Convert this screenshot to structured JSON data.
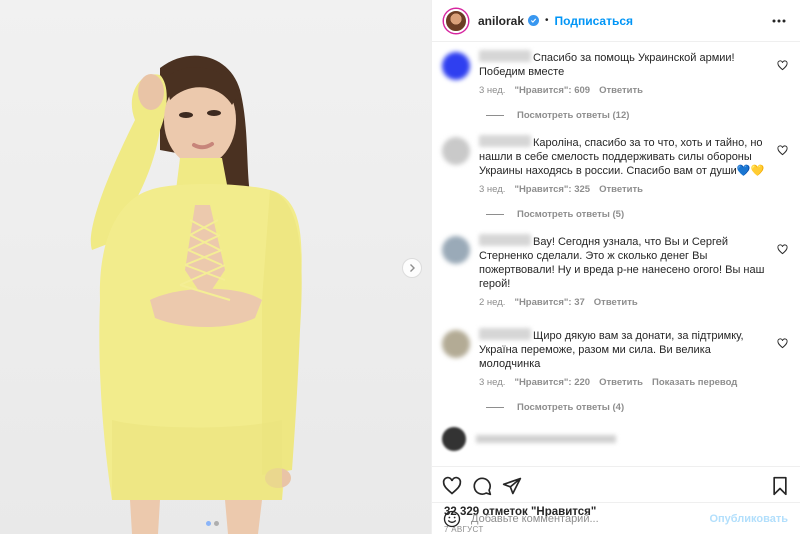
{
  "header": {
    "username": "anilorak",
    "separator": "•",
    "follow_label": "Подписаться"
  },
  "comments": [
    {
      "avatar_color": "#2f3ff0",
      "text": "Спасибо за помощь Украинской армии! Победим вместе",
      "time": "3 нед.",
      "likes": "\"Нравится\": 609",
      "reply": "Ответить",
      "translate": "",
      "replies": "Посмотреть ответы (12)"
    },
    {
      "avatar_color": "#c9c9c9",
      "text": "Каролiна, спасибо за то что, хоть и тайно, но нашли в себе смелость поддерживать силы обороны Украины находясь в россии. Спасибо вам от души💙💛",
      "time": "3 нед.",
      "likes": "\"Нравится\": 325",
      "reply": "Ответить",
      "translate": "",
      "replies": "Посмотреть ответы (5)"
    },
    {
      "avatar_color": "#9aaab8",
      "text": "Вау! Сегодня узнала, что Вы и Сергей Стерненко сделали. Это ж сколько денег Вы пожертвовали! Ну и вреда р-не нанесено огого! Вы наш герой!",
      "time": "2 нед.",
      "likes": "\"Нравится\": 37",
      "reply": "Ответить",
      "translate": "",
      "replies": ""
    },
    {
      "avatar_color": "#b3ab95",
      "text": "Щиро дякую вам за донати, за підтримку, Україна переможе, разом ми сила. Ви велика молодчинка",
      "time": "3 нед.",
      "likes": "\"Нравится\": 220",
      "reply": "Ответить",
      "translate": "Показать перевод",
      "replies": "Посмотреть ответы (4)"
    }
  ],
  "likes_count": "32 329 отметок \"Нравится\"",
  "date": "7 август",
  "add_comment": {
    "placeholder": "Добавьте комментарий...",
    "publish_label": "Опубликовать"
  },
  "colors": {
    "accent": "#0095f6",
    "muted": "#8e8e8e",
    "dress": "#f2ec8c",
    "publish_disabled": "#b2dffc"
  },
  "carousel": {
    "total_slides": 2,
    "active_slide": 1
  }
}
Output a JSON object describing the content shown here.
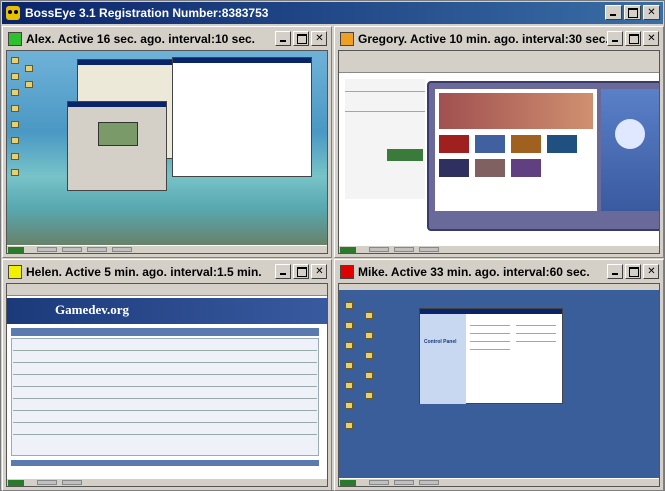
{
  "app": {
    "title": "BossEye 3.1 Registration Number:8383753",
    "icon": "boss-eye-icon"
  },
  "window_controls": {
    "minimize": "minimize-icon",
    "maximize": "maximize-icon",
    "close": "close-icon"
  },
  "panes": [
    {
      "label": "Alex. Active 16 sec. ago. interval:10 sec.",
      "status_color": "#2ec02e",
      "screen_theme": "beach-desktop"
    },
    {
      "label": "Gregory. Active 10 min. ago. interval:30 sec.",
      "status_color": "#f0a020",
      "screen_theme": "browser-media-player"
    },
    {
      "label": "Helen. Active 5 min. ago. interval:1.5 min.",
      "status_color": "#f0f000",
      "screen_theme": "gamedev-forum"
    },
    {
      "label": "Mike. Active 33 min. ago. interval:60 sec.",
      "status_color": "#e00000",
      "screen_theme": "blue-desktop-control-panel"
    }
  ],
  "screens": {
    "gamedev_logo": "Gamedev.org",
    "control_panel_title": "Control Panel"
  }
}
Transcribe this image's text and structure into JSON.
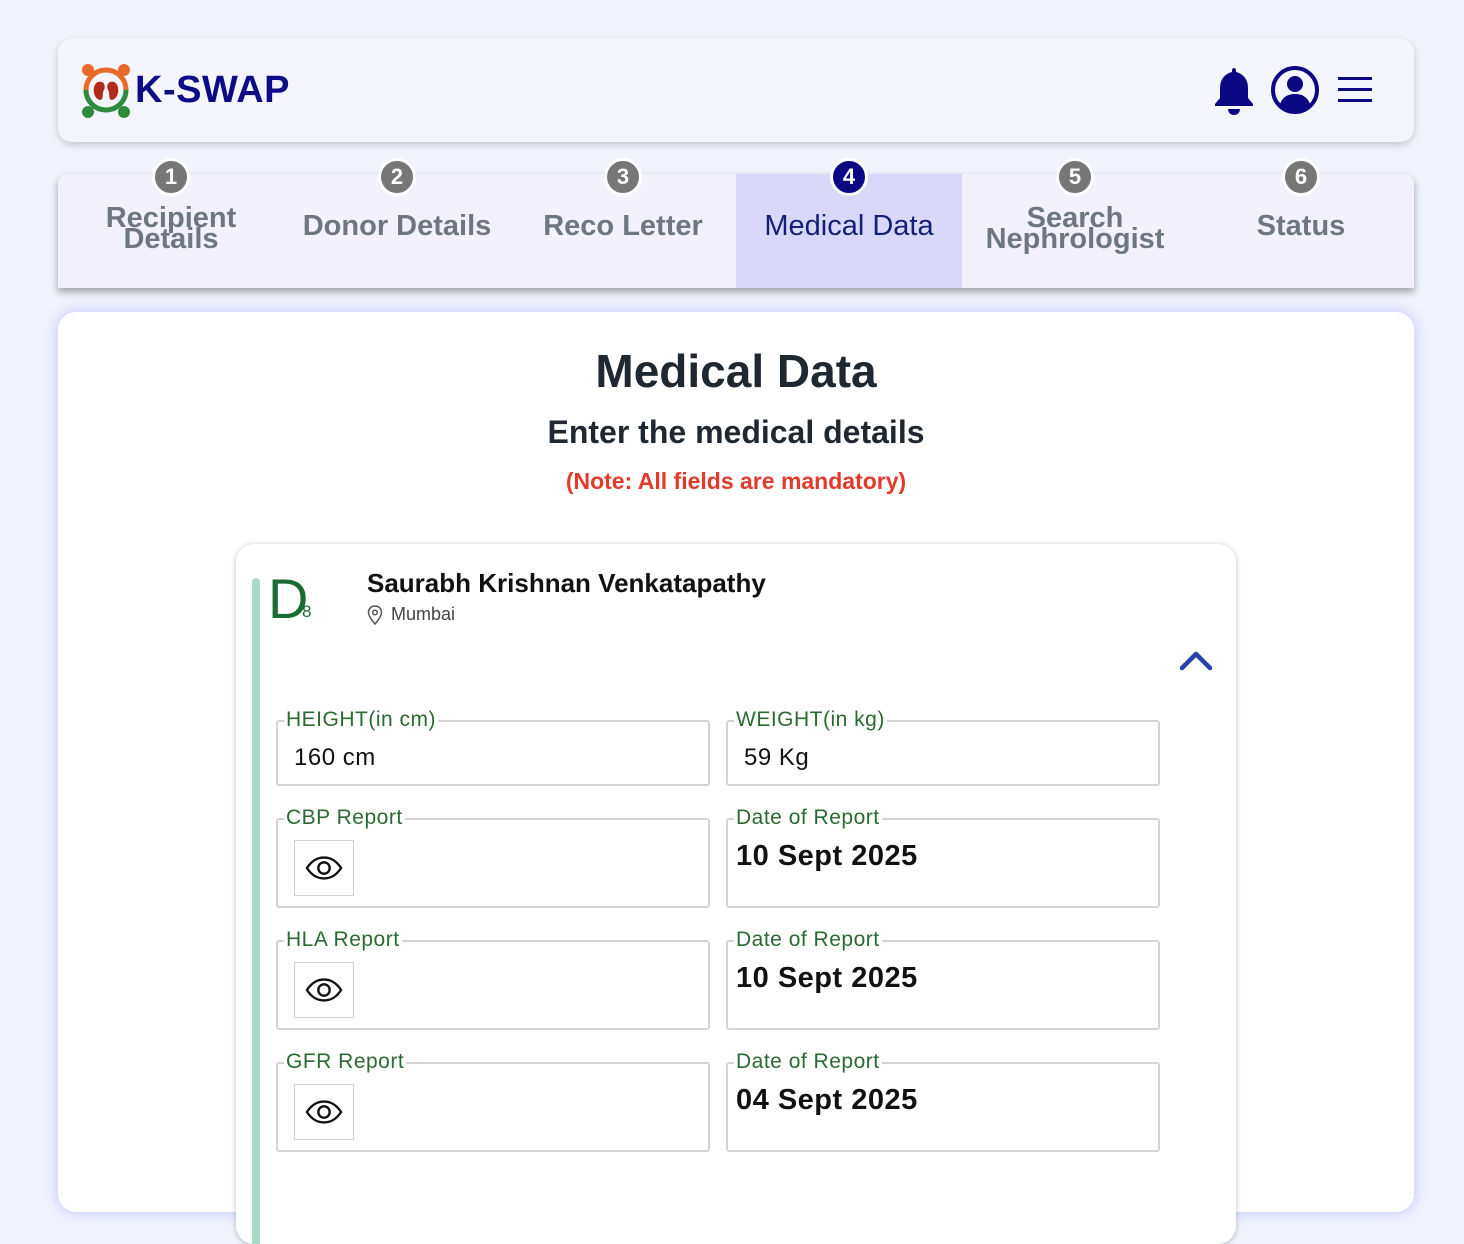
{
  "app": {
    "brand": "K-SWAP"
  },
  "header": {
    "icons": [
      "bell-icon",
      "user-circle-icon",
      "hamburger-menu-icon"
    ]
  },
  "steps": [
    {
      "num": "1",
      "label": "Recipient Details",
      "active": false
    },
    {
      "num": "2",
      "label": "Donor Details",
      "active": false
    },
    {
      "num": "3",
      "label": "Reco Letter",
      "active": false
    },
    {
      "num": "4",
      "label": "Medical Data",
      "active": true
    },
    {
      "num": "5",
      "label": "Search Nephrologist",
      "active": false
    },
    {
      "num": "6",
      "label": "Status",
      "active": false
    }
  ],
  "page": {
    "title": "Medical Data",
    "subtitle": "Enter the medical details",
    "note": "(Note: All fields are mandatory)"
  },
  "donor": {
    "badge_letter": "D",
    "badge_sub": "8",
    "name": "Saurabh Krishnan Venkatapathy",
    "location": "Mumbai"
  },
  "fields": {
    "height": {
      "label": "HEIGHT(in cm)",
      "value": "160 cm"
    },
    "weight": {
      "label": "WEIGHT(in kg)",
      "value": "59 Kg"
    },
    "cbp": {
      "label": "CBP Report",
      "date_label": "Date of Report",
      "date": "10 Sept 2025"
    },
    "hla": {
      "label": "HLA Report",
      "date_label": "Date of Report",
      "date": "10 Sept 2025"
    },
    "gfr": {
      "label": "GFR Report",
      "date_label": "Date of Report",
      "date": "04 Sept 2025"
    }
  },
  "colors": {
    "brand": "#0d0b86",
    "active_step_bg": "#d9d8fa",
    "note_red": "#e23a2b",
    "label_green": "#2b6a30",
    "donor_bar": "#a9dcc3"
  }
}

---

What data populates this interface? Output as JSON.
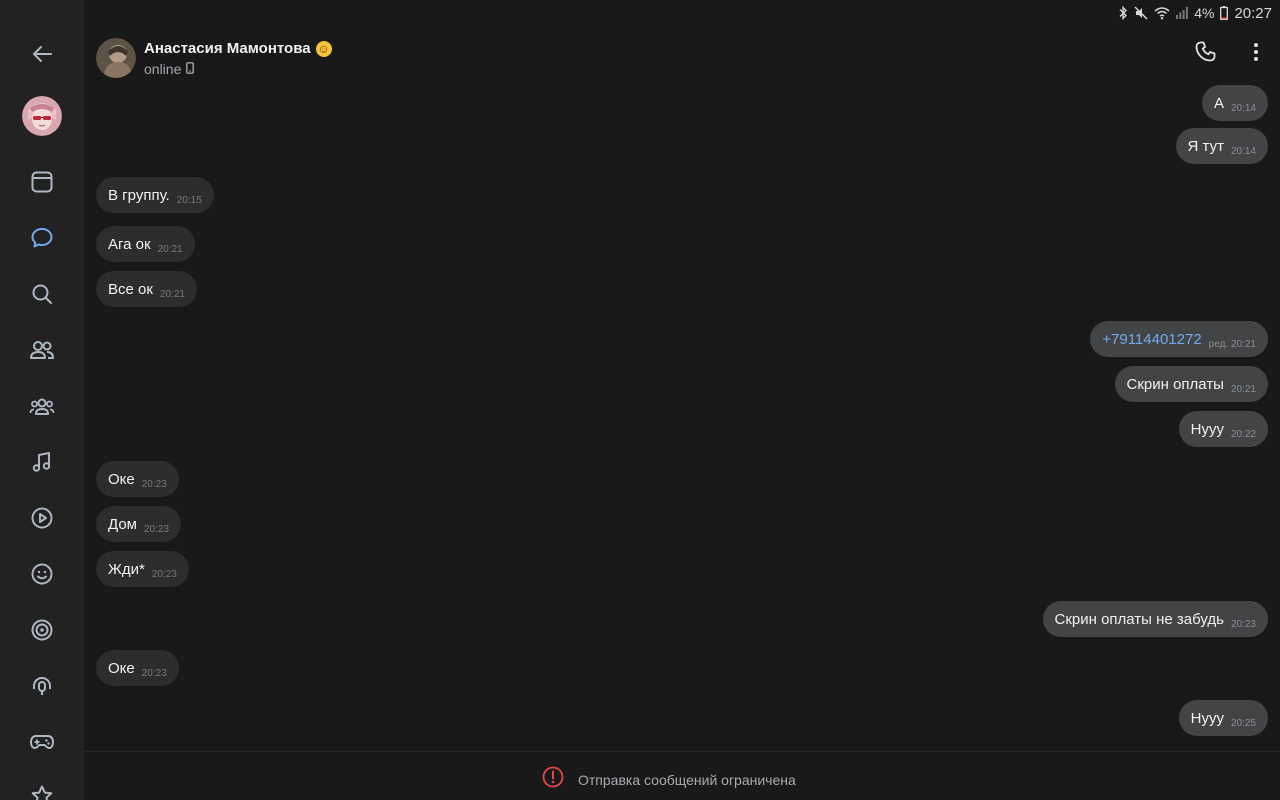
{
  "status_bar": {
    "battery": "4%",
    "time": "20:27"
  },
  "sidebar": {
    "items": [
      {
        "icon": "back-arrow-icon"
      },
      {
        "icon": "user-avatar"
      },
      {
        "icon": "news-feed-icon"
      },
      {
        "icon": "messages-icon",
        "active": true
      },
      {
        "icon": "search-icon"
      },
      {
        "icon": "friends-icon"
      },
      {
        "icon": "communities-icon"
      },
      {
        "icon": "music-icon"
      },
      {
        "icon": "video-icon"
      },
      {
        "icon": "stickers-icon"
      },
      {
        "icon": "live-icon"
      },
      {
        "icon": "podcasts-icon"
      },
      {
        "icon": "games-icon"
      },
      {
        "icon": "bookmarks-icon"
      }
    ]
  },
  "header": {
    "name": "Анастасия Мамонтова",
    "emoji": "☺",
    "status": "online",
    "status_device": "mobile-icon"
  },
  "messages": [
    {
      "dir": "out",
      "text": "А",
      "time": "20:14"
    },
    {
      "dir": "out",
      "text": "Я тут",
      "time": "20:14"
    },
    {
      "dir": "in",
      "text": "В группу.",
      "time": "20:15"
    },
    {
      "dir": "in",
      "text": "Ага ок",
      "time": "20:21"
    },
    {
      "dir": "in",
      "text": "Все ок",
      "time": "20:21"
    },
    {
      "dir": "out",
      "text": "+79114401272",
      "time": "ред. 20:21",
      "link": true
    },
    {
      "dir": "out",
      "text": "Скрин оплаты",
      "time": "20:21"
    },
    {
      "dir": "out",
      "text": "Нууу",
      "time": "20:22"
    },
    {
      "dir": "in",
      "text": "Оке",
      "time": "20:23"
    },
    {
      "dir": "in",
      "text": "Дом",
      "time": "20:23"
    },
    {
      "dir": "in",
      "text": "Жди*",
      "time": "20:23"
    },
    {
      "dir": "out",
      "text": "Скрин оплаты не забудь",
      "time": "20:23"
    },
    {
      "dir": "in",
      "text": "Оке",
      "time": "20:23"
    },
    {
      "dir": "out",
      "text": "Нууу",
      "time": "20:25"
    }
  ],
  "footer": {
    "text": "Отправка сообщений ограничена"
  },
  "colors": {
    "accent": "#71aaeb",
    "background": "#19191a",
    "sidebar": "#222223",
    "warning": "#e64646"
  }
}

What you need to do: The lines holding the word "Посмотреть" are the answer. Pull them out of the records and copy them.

Response area:
      "replies": "Посмотреть ответы (12)"
      "replies": "Посмотреть ответы (5)"
      "replies": "Посмотреть ответы (4)"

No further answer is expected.